Tippett Studio delivered around 170 visual effects shots for Horns, in a timescale of less than three months, a tight schedule due to their being called in at the eleventh hour to take over the visual effects work from another facility.
Shots included wire removals, 2D comps of set extensions, character make-up augmentations, and fully articulated, animated and rendered snakes. Visual effects supervisor duties were shared between Matt Jacobs and Chris Morley.
“We were moving at a very fast pace from start to end,” commented Jacobs. “I think that can only happen when you work well with the director, and he trusts that you will make his movie look good. Luckily, I’d worked previously with Alex, as well as with the production VFX Supervisor, Derek Wentworth, on Piranha 3D.”
While the Tippett Studio team received a number of assets during the handover, others still had to be created. “The direction was very clear,” Jacobs observed. “The show had been in production for quite some time, and Alex knew what he was looking for.”
During the demon transformation scene, Ig briefly grows a pair of wings. “Our CG supervisor, Aharon Bourland, created the look of the wings,” said Jacobs. “Right out of the box, they looked realistic. The wings are very pale, and the way the light passes through them makes them look like a practical wing shot on set.”
The CG wings were built using Tippett Studio’s proprietary feather system. “Using RenderMan’s plausible shading, millions of individual curves created the barbs,” Jacobs explained. “Render times were brought down by baking curves into area shadow maps, and only tracking against the base geometry.

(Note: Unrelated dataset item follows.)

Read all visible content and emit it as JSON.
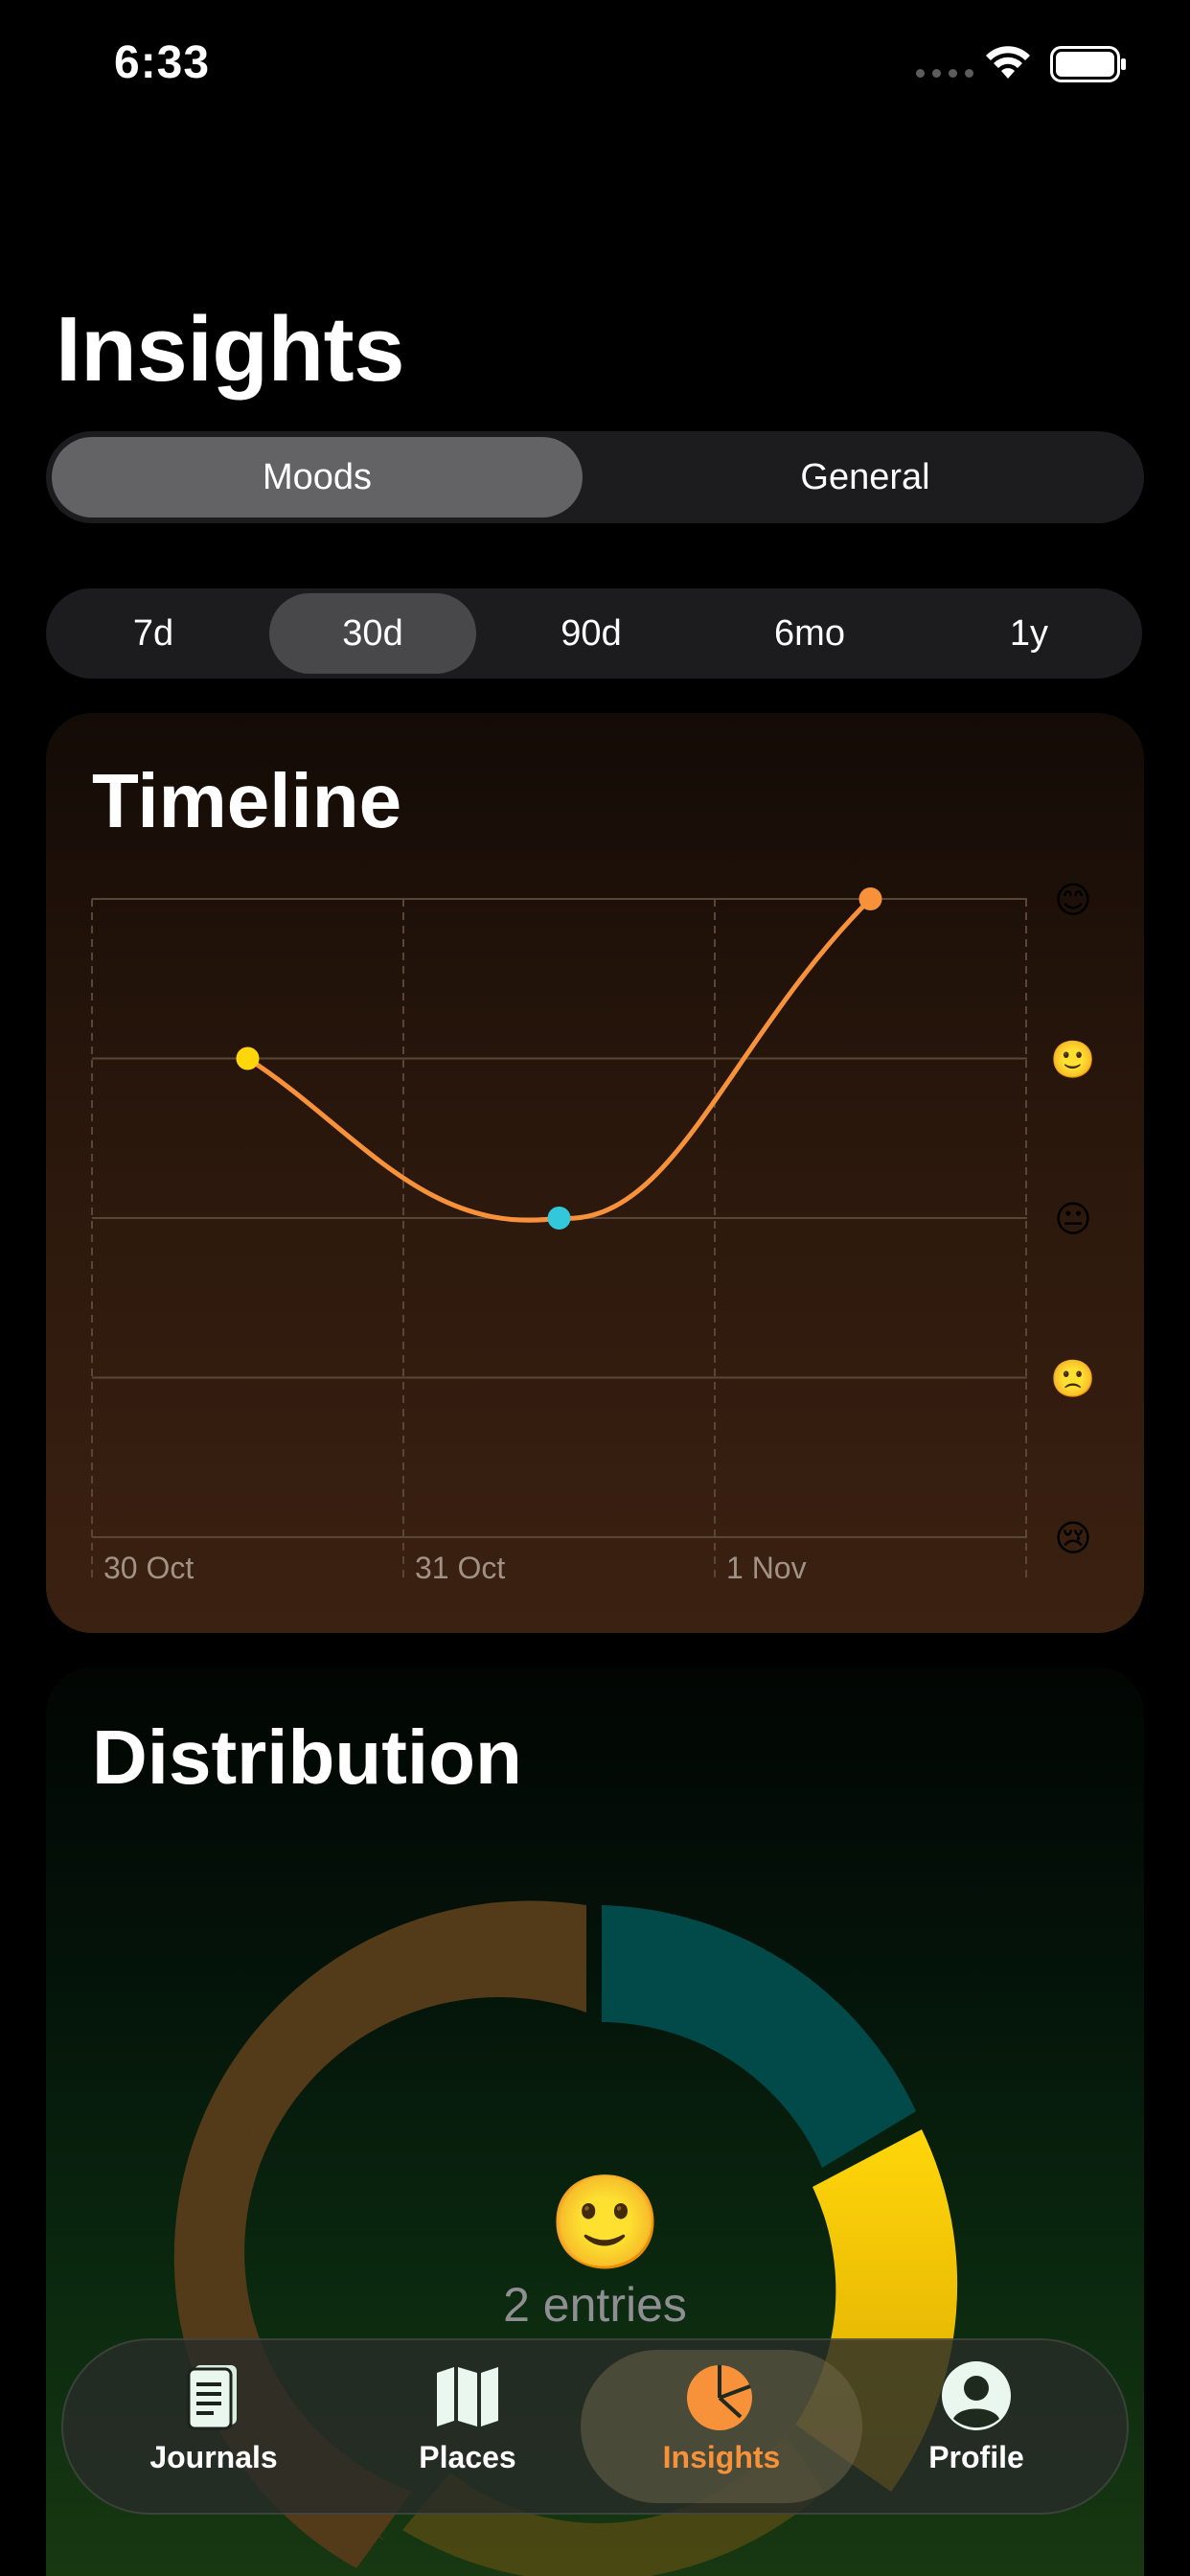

Transparency color was also baked in to simulate light scattering through the wings.”
Having created Ig’s wings, the VFX team’s next task was to set them on fire. “The feather shader read an animated coordinate system that drove the burning,” Jacobs related. “The wings themselves were eroded away with procedural noise. We also passed off point clouds that the FX animators could use to create embers coming off the burning wings.”
Despite the challenges of the breakneck pace, Jacobs reflected that tight deadlines can have their advantages: “We actually learned to work a little faster. We did that by not getting hung up on things that were less important. All too often these days, people are fixated on finding out what’s wrong and going over every pixel in the picture. That didn’t really happen on this show. When the pictures look great, and tell the story, you’ve succeeded.”

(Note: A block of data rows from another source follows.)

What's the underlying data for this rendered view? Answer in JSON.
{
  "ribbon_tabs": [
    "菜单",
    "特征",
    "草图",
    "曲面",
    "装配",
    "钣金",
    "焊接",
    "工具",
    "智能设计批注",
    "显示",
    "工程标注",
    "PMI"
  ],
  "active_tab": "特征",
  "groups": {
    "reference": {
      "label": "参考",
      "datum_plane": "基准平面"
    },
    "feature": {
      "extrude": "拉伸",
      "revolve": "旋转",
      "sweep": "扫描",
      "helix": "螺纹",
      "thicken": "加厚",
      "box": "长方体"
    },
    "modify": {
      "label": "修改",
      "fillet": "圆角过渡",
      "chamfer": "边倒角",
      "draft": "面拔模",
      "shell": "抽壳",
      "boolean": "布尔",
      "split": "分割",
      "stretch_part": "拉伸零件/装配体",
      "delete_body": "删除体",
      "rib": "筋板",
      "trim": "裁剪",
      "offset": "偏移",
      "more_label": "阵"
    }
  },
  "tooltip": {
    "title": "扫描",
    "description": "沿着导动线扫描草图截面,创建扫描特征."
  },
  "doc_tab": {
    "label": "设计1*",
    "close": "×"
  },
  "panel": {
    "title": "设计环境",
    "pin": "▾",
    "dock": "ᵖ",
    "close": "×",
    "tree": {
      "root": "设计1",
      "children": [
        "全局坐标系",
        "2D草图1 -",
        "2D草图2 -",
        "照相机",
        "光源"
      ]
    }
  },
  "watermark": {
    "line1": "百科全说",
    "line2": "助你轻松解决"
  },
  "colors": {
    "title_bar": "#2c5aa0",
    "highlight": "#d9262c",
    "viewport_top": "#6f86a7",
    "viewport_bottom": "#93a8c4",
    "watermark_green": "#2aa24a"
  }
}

- KNB EFX
- Tippett Studio
- Industrial Pixel
- Renderman by Pixar
- Alexandre Aja at IMDb
- Mike McCarty at IMDb
- Matt Jacobs at IMDb
- Ron Bedard at IMDb

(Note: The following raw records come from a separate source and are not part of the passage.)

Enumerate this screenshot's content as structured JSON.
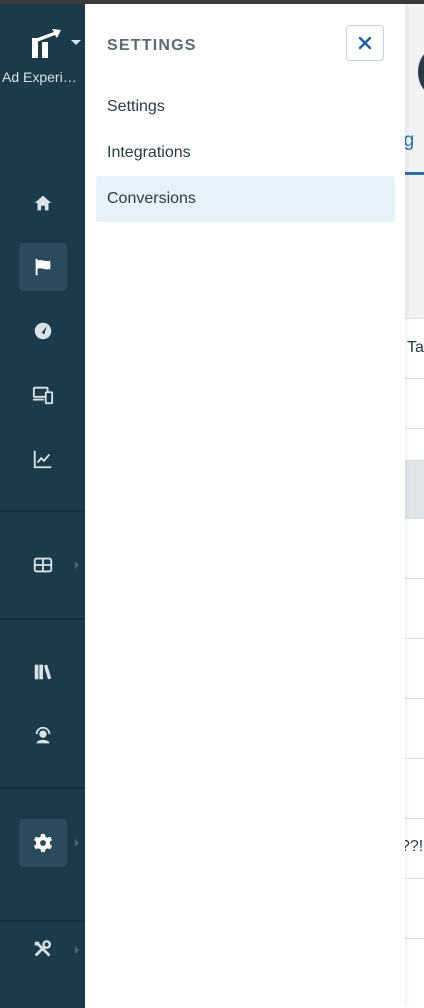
{
  "app": {
    "name": "Ad Experienc...",
    "brand_color": "#1c3a4a"
  },
  "rail": {
    "items": [
      {
        "name": "home-icon",
        "active": false
      },
      {
        "name": "flag-icon",
        "active": true
      },
      {
        "name": "gauge-icon",
        "active": false
      },
      {
        "name": "devices-icon",
        "active": false
      },
      {
        "name": "chart-line-icon",
        "active": false
      },
      {
        "name": "table-icon",
        "active": false,
        "has_submenu": true
      },
      {
        "name": "books-icon",
        "active": false
      },
      {
        "name": "support-agent-icon",
        "active": false
      },
      {
        "name": "gear-icon",
        "active": true,
        "has_submenu": true
      },
      {
        "name": "tools-icon",
        "active": false,
        "has_submenu": true
      }
    ]
  },
  "settings_panel": {
    "title": "SETTINGS",
    "close_icon": "close-icon",
    "items": [
      {
        "label": "Settings",
        "active": false
      },
      {
        "label": "Integrations",
        "active": false
      },
      {
        "label": "Conversions",
        "active": true
      }
    ],
    "active_color": "#e6f2fb"
  },
  "background_page": {
    "tab_text": "ng",
    "column_text": "Ta",
    "cell_text": "??!"
  }
}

- Joe Hill
Special thanks to Niketa Roman and Howard Berger. Images copyright © 2014 Lionsgate Entertainment Inc.